But critics say such same-surgeon comparisons only demonstrate how a doctor's skill can grow with practice. They want studies comparing outcomes of many operations by many doctors.
Dr. Michael J. Barry, a professor of medicine at Harvard Medical School and chief of the General Medicine Unit at Massachusetts General Hospital, is one of those critics.
"The best kind of study would randomly assign patients who are equally willing to have all three kinds of surgery - open, laparoscopic and robotic, using a mix of surgeons and institutions," he says. "That would be the most generalizable to what the average patient would get at the average facility."
Morgan also cites a 2009 study of thousands of hospital prostate surgery records by Massachusetts General Hospital's Institute for Clinical and Economic Review. It found little difference in patient death rates, loss of urinary control and erectile dysfunction among the three major surgical procedures - open surgery, traditional laparoscopic surgery and robotic surgery. But it said its own conclusions were weakened by a paucity of apples-and-apples data.
The Massachusetts General study also said robotic prostate surgery costs $2,000 to $3,000 more than traditional open prostate surgery, but that the same lack of good data makes it unclear whether those costs are balanced by the shorter hospital stays of robotic surgery.
Barry says the fast growth of robotic surgery is "marketing pressure."
"People assume that more technology makes things better," he says. "And if one hospital gets one, there's an incentive for others to get one in the medical arms race we have in the U.S."
Robots can be pricey.
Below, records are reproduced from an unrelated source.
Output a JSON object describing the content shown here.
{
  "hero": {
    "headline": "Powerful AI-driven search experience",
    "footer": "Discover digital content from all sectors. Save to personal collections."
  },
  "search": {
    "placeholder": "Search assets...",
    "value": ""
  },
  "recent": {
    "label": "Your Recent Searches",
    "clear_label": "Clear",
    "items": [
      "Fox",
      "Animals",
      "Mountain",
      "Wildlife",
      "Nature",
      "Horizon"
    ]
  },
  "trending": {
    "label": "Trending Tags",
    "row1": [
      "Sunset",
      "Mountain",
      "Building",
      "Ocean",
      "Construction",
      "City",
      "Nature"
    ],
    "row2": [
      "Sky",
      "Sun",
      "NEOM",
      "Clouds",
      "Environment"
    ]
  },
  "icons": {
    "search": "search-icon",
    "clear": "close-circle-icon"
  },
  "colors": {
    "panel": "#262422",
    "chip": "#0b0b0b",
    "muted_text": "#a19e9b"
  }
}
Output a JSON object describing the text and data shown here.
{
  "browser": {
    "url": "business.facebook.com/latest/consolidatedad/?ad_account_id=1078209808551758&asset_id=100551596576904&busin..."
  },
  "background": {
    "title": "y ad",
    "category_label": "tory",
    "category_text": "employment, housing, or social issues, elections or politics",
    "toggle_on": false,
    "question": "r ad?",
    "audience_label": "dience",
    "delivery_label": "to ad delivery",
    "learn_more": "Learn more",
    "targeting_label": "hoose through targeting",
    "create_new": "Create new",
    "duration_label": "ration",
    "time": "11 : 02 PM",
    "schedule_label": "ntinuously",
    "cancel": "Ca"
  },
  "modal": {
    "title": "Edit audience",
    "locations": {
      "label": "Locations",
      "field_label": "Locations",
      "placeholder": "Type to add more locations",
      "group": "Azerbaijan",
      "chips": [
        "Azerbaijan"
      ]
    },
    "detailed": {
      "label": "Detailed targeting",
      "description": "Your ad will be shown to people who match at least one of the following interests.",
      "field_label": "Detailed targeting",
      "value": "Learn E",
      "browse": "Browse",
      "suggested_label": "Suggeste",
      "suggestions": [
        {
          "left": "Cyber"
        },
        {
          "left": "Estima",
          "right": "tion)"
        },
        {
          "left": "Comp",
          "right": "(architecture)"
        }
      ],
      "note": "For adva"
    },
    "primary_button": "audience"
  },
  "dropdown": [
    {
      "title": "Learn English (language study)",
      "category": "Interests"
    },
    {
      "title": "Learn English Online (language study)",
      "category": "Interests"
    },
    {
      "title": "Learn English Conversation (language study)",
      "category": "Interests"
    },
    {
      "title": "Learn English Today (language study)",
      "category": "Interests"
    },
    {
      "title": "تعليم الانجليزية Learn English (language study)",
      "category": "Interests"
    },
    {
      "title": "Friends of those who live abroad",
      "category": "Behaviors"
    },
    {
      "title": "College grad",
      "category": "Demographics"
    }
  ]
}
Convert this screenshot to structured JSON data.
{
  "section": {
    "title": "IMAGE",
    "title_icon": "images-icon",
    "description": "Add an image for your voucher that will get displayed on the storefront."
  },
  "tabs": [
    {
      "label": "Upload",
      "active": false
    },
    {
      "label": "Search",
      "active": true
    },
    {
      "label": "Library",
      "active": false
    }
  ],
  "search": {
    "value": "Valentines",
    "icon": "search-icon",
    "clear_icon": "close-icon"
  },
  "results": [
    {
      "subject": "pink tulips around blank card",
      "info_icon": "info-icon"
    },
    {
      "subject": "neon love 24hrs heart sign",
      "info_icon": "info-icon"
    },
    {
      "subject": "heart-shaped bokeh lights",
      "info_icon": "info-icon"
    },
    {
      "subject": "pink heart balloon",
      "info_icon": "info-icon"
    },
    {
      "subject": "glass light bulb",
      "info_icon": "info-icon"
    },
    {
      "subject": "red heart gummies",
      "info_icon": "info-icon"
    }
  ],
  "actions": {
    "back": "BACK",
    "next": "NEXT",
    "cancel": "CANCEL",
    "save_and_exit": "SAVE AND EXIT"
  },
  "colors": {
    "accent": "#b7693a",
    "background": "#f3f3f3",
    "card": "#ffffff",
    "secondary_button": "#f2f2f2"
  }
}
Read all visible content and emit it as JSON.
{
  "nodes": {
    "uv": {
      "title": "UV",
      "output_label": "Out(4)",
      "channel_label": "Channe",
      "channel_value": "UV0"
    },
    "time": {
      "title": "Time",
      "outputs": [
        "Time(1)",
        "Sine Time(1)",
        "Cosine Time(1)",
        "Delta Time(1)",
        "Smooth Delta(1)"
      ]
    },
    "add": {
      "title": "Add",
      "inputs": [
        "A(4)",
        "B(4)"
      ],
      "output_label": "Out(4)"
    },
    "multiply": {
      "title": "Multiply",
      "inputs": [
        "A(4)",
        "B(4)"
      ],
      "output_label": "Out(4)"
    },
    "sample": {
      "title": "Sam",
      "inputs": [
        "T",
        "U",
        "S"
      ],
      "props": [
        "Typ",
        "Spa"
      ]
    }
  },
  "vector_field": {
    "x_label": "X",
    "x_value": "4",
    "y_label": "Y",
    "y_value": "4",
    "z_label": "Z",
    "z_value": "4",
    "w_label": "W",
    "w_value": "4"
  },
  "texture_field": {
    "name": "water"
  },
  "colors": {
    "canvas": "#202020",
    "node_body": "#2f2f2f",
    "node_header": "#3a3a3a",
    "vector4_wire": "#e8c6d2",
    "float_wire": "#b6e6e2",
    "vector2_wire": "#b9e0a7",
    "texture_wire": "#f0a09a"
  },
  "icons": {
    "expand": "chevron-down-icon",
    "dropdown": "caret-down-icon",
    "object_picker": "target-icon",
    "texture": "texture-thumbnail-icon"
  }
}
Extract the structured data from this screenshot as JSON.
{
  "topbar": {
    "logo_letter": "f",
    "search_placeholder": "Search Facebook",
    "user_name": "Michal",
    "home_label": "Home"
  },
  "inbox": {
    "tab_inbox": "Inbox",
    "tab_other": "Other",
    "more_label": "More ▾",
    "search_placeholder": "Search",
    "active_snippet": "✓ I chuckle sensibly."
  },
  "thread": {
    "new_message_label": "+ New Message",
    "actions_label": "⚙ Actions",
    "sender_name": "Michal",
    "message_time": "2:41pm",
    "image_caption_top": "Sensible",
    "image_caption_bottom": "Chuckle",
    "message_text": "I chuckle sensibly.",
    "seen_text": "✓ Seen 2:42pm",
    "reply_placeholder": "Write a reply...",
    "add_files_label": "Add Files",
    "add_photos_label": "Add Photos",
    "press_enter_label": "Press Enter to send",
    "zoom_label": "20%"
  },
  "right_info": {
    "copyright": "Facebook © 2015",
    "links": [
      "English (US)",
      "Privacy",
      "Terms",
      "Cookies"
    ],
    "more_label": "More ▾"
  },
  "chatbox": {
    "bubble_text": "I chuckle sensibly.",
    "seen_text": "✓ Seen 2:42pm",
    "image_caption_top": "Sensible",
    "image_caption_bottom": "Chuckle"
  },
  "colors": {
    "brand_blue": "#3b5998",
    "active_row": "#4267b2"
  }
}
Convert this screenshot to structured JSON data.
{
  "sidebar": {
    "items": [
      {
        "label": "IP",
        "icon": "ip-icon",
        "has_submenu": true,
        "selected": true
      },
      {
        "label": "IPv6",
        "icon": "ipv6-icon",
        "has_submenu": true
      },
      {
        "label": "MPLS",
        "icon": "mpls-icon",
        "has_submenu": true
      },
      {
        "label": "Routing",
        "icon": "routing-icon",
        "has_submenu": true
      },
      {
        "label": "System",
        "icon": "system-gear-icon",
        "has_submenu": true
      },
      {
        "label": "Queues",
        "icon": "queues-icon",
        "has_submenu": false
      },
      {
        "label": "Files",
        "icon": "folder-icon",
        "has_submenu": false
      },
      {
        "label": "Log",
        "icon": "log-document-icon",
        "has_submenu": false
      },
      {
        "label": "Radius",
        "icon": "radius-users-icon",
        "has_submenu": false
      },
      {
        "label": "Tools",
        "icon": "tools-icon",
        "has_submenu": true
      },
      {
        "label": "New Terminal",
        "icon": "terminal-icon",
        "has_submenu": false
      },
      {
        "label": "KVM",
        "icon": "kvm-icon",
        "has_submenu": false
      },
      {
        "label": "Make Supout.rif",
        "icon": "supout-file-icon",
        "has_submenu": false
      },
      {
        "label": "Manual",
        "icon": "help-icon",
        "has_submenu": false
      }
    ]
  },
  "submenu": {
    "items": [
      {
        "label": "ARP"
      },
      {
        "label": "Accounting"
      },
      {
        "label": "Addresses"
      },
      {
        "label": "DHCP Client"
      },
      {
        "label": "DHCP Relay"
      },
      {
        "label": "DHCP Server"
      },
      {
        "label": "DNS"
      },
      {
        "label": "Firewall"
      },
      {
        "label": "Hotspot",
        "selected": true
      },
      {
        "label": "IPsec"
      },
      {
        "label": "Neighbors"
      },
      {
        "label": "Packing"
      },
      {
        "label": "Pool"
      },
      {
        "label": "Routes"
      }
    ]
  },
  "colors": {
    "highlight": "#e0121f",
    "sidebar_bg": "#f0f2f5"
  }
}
The latest-model da Vinci robots cost $1.4 million, with annual maintenance costs of $140,000. Brackin, the Baptist Health CEO, says Medicare will not pay any more for a robotic operation than for a traditional open procedure, meaning the hospital must absorb the difference.
"In the operating room the robot is more expensive," he says. "In the overall picture, considering length of stay and associated complications or lack of them, we think it's pretty comparable."
He goes on: "Frequently, technology gets ahead of the payments for it. In robotic surgery that's the case right now. We make investment decisions despite the short term financial situation if they create better outcomes for the patient. Historically, reimbursement has caught up."